**WHAT TO PRODUCE**
Please go line by line through the material and copy each one containing the word "your".

**DATA FOR REVIEW**
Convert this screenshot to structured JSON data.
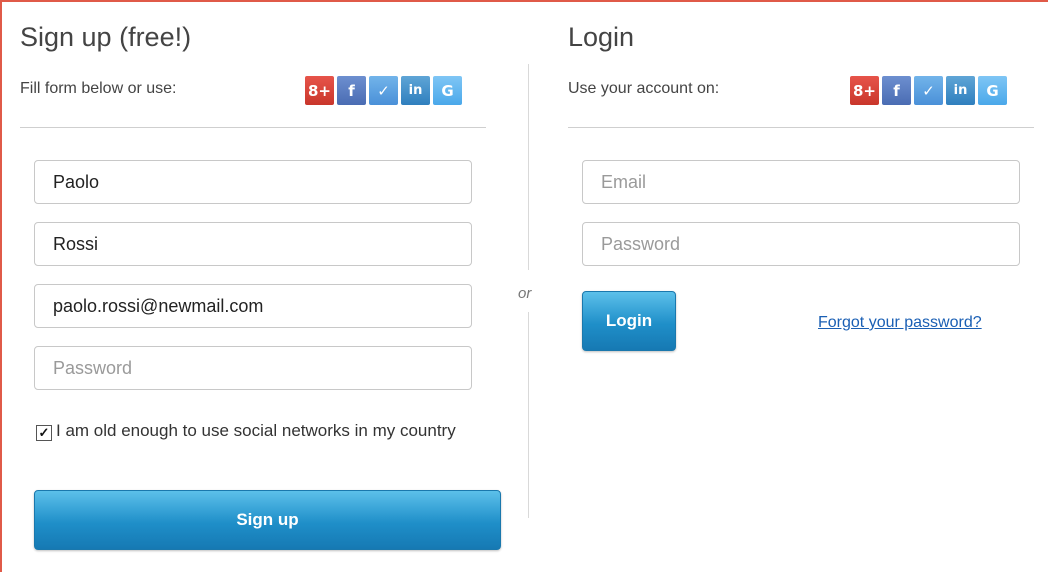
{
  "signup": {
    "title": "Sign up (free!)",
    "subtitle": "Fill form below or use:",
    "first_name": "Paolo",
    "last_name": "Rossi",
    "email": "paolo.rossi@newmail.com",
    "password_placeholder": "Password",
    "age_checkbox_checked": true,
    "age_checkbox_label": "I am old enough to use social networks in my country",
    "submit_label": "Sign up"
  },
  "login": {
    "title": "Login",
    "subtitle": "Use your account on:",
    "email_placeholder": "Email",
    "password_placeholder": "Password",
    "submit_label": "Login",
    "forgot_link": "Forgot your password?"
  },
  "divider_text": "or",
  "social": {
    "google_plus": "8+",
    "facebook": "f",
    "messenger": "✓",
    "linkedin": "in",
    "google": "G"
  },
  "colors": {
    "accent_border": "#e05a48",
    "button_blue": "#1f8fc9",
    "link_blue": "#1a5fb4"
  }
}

**SOLUTION TO THIS PROBLEM**
    "subtitle": "Use your account on:",
    "forgot_link": "Forgot your password?"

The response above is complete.